    We were thinking about replacing the distributor first since I don't believe it has ever been changed. I've got the GM service manual, so I have something to go buy, although it reads to be more to it than I thought (e.g., "...The engine front cover has 2 alignment tabs and the crankshaft balancer has 2 alignment marks (spaced 90 degrees apart) which are used for positioning number 1 piston at top dead center (TDC). With the piston on the compression stroke and at top dead center, the crankshaft balancer alignment mark (1) must align with the engine front cover tab (2) and the crankshaft balancer alignment mark (4) must align with the engine front cover tab (3)...."), but we'll give it shot.

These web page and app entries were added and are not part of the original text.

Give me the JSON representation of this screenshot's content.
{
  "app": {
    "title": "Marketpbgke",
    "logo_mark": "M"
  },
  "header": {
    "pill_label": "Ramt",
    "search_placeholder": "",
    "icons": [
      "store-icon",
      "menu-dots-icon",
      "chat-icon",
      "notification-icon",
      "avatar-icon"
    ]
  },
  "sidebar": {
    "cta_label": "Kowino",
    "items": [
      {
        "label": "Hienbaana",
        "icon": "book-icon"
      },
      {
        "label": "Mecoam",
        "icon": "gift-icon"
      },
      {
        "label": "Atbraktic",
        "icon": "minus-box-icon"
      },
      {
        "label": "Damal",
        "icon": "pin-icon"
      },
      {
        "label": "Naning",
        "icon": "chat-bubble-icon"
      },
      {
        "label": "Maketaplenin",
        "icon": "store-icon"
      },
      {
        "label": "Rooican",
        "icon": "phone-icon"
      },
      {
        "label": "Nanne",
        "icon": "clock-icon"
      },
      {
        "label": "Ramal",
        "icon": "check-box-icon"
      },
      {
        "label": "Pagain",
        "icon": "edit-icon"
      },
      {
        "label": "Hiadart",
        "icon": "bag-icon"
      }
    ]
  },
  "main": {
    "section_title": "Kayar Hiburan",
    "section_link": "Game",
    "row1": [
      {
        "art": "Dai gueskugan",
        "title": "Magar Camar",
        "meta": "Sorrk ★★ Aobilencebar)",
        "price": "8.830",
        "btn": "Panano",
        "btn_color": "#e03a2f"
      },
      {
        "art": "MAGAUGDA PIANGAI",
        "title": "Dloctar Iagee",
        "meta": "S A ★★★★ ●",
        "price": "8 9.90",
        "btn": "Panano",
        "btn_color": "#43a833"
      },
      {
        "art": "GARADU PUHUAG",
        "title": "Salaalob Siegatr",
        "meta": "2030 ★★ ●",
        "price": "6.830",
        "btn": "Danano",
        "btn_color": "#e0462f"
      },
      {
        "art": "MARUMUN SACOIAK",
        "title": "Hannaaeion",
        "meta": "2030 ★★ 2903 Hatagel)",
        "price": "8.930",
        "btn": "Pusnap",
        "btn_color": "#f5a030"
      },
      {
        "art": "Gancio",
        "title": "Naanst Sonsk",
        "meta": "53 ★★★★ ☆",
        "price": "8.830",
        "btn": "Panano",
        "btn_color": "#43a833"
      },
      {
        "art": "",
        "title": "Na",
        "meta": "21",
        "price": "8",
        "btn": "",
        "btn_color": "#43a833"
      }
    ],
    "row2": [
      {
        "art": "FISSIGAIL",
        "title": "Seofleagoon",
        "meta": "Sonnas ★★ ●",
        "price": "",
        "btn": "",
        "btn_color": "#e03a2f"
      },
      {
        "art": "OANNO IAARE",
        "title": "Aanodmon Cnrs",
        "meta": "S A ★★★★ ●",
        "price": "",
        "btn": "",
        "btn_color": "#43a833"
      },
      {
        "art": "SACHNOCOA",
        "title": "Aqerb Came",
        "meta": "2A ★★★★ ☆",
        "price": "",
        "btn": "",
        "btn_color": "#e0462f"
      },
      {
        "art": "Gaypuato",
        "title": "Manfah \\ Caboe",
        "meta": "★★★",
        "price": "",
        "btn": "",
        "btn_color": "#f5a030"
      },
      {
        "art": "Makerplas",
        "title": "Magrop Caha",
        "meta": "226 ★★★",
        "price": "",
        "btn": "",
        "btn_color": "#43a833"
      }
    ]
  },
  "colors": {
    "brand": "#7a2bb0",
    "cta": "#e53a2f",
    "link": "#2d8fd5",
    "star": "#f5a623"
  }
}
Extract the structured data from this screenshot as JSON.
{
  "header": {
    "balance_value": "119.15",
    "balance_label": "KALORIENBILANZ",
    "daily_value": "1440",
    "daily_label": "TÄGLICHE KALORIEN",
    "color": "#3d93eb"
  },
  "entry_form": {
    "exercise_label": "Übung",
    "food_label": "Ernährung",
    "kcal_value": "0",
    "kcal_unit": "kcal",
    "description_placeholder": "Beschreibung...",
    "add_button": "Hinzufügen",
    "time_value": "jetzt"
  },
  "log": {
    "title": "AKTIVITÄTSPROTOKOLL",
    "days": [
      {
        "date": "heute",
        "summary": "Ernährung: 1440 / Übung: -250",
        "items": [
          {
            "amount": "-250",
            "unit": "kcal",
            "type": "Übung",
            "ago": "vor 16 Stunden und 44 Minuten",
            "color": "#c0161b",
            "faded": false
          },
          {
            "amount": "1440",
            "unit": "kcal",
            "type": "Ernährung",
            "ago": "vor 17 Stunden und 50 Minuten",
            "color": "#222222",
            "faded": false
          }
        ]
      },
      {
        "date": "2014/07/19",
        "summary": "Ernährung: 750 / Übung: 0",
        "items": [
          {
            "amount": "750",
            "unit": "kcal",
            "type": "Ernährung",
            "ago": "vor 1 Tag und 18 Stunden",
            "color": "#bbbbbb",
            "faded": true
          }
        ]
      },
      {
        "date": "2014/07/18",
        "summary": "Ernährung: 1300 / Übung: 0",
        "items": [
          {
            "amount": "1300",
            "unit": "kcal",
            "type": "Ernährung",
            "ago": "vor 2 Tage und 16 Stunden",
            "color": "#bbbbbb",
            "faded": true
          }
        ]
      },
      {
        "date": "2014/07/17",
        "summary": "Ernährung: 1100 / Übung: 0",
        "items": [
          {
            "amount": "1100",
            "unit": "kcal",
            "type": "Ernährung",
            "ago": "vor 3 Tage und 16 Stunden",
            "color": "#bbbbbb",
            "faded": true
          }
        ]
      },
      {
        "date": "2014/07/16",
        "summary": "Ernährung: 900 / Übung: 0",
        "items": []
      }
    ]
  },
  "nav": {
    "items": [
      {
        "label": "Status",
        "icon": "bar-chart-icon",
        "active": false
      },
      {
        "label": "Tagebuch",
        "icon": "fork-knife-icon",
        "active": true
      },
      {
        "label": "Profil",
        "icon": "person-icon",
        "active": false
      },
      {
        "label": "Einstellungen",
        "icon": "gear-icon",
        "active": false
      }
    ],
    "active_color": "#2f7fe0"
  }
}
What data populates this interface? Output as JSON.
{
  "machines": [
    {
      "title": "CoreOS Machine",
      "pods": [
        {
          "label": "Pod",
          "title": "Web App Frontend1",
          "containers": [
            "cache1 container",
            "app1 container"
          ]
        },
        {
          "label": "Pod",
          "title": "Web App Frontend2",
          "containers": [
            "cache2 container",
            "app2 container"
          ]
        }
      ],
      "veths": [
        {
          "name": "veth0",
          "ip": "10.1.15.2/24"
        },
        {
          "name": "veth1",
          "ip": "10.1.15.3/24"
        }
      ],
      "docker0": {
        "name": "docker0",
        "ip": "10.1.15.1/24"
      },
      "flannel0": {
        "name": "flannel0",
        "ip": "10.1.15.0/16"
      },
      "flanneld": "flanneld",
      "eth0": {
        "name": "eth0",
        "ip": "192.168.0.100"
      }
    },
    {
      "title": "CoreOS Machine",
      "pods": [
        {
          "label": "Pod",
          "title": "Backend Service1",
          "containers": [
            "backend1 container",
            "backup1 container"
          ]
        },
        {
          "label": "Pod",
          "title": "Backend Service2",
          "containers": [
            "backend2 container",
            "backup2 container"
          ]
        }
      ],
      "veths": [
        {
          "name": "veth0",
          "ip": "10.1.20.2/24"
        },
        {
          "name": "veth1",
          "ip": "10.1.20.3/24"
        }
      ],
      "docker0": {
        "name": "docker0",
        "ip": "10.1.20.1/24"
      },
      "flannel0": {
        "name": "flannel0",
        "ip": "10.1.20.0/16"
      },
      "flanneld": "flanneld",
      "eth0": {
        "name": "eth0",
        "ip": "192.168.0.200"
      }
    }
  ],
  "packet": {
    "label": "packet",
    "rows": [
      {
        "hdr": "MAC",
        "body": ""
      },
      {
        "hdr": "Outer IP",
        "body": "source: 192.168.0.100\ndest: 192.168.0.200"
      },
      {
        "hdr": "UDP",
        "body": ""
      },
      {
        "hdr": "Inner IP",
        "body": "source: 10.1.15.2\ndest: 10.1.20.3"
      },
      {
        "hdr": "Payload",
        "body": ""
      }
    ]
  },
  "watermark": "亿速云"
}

    Is it really difficult as the SM makes it out to be? Any words of wisdom? I've replaced the timing belt, water pump, tensioner pulley, etc on my Chrysler 300M, so I don't believe I'm completely out of my element...but it never hurts to ask....

    Oh by the way, it passed it emissions and then soon after it acted up again and the CEL came back on...

    KMN
    '03 Suburban 1500 Z71
  8. KMN

    KMN New Member

    Update - We changed out the distributer cap and rotor. We'll see how it goes. We also checked the Throttle Position Sensor and it checked out fine....

    I would like to change out the Fuel Pressure Regulator, but I do not know where it is located. Does somebody have a picture of where it is located or a description?

    Thanks
    KMN
    '03 Suburban 1500 Z71
  9. murdog94

    murdog94 New Member 1000 Posts

    There really isnt a good way to show you (i just did one on my 2000 Blazer and forgot to take pics since i was in a hurry) it is under the plastic upper intake, mounted on the backside of the spider injector assembly. You have to remove the throttle body, and a few 10mm bolts, and more some of the wiring harness out of the way, as well as disconnect the fuel lines, and unplug the sider injector wiring harness (should have a 10mm that is holding both sides together) and then just carefully slide the upper intake off. then on the back side you will be able to find the regulator. I reccomend that you remove the spider and change it out of the truck since it is a PITA to do with it still mounted (ive had to do it both ways)

Share This Page